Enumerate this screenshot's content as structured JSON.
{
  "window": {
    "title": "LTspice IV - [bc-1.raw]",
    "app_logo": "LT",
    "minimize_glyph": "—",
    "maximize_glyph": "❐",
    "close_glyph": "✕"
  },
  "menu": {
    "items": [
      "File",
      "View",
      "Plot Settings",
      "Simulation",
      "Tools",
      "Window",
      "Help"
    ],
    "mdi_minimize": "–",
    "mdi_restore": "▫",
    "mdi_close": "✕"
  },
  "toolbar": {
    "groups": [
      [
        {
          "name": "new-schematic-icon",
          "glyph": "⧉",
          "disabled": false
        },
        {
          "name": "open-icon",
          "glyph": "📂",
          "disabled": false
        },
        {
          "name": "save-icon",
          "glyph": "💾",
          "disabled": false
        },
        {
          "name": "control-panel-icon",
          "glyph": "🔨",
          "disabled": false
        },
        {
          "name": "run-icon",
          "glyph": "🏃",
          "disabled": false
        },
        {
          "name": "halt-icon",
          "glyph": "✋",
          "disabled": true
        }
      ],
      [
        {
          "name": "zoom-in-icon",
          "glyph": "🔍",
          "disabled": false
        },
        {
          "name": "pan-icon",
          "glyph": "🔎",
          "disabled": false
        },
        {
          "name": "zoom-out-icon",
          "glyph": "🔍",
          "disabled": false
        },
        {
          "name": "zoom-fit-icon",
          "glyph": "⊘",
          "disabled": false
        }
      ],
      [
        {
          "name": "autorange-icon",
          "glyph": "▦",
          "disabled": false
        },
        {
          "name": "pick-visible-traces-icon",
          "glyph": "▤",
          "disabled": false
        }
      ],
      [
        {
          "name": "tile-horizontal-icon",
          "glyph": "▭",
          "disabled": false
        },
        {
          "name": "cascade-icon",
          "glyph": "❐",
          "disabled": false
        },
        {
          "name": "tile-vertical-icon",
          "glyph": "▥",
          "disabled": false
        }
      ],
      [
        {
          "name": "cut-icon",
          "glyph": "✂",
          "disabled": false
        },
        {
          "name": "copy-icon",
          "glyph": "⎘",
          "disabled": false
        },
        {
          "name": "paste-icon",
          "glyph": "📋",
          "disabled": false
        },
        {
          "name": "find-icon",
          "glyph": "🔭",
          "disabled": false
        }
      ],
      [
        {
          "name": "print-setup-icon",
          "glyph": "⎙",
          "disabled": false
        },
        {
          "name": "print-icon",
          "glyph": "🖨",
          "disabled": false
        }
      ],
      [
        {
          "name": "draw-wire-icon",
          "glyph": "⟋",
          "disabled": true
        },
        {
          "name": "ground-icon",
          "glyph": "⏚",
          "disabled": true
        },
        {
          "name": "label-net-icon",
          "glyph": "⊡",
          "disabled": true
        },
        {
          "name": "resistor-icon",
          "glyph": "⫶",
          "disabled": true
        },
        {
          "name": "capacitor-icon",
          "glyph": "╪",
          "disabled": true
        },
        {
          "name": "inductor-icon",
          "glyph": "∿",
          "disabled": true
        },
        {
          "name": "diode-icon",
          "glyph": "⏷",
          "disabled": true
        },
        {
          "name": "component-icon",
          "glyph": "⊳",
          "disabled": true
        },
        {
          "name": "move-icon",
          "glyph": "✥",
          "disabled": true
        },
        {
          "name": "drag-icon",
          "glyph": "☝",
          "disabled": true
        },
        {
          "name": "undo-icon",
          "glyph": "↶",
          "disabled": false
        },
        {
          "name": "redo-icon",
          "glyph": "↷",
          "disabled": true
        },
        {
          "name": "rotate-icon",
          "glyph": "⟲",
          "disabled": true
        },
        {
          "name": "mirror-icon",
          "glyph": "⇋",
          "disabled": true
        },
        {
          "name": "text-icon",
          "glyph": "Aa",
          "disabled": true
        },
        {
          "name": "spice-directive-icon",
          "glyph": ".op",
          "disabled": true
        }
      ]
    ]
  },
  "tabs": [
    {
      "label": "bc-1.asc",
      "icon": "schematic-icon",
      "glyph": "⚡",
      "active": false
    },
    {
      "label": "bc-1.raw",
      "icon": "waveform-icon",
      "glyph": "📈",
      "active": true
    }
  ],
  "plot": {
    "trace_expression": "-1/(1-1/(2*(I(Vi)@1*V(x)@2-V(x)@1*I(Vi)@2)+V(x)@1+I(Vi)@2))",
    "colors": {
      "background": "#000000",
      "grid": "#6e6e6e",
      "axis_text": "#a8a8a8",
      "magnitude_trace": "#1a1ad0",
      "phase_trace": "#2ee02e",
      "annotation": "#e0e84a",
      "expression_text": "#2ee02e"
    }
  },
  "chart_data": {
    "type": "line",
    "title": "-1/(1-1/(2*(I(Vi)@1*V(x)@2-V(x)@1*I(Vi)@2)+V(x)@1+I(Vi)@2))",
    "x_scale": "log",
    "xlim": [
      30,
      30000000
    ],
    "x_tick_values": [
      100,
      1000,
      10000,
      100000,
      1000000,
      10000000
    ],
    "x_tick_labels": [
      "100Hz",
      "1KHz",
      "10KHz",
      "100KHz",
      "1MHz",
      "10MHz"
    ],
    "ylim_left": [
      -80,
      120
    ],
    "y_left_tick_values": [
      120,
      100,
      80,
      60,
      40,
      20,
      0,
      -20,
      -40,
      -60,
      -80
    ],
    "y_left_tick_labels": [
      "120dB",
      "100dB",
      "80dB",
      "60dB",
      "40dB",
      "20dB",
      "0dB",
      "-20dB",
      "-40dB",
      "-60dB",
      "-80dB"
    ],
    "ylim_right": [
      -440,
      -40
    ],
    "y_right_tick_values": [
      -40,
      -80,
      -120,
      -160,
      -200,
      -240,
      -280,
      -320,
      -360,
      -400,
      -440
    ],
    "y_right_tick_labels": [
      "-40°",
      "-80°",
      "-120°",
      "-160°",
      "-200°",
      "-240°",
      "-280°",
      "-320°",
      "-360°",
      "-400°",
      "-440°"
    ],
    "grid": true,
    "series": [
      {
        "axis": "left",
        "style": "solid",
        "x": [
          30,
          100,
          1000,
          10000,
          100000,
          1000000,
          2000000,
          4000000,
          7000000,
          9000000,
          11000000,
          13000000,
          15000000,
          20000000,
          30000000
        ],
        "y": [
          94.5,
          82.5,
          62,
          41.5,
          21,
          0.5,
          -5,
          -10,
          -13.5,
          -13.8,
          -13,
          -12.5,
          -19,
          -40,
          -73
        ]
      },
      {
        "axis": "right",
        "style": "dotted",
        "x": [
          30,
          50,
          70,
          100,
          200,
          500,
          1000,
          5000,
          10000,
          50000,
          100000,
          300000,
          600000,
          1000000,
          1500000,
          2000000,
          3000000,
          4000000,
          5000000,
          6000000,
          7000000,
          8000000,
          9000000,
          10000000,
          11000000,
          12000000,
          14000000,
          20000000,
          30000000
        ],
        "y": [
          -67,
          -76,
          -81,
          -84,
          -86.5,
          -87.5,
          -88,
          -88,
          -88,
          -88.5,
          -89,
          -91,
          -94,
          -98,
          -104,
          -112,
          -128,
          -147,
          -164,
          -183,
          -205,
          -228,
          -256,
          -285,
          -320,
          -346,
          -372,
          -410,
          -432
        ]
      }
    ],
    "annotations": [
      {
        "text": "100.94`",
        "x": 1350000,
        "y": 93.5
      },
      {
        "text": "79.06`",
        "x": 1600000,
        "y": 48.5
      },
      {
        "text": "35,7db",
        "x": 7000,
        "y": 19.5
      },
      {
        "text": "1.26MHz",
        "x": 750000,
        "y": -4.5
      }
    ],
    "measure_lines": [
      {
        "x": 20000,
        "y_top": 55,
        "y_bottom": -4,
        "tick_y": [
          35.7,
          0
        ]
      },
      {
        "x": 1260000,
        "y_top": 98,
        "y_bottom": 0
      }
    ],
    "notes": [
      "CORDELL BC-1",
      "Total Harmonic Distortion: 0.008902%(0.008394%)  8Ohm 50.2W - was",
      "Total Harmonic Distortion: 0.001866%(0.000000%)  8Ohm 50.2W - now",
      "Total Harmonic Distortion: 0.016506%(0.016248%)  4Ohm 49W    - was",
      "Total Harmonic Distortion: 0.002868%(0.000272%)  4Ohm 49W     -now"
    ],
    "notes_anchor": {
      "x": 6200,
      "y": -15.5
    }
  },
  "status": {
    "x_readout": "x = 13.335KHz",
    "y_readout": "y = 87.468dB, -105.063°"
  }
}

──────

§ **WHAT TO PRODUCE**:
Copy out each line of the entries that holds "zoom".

§ **THE ANSWER**:
          "name": "zoom-in-icon",
          "name": "zoom-out-icon",
          "name": "zoom-fit-icon",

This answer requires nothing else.